Catholic Mass Rock – A place to celebrate Mass during Penal Times
The secluded setting for this Mass Rock
Penal Laws were imposed by the ruling British on Irish Roman Catholics during the 1600′s and 1700′s, in a bid to force people to accept the reformed Christian faith.
The laws were very restrictive and have had a long and lasting effect on the daily life of Irish Catholics. The laws included:
-Restrictions on how children of Catholics were educated
-Banning Catholics from holding public office or serving in the army
-Expelling Catholic clergy from the country, or executing them
-Taking land and distributing it among British Lords
-Dividing inherited land equally between children, to reduce land size held by individual Catholics
-Excluding Catholics from voting
-Ban on Catholics inheriting Protestant land
Another restriction during Penal Times was a ban on the celebration of Catholic Mass. Catholic priests and worshippers had to find hidden areas in the Irish countryside to celebrate Mass. Many of these places were marked with “Mass Rocks”. The Mass Rock (Carraig an Aifrinn in Irish) was oftentimes a rock taken from a church ruin, and used as a place of worship for Roman Catholics.

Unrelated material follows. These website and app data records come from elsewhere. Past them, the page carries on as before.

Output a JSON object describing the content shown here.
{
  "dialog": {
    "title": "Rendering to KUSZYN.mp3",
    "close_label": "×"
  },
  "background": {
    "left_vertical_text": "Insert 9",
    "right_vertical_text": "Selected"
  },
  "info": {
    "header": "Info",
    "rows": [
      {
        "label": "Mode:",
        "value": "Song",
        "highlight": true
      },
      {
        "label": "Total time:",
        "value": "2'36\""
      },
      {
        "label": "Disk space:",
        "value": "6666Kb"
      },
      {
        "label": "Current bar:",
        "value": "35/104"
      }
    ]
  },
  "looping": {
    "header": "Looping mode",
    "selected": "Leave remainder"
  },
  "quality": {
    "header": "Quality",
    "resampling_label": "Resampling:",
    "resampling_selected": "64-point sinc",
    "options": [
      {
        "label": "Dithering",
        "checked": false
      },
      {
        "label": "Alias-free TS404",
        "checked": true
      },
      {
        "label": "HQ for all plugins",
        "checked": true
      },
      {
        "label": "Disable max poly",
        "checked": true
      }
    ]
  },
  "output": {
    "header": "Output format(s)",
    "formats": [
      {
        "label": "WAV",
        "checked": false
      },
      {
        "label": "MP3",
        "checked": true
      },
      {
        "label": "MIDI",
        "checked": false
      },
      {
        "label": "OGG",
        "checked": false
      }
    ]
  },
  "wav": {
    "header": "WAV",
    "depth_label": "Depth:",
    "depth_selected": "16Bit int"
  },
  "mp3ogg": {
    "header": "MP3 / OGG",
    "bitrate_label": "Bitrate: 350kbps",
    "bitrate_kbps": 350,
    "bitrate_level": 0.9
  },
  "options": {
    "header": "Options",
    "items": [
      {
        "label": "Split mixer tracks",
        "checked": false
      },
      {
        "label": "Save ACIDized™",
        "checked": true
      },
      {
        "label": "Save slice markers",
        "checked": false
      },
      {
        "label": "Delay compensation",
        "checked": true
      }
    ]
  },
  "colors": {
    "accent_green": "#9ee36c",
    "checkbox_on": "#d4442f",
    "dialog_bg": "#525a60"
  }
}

The Mass Rock is marked with a commemorative plaque. You can also see a cross in the background
Many of these Mass Rocks can be found around the Irish countryside today. Some are more prominently displayed these days due to the development of land, while others still remain in very secluded areas.
I grew up just a few minutes away from the one shown in the picture below and never knew it existed until recently. It is very difficult to locate, but I have a very inquisitive Dad who likes to wander through places that may not look like much, and he took me here a couple of weeks ago. It gave me an eerie feeling to stand where people stood during times of persecution, and just try to imagine what life must have been like.
The inscription written in both Irish and English reads, “Mass was celebrated here in Penal Times”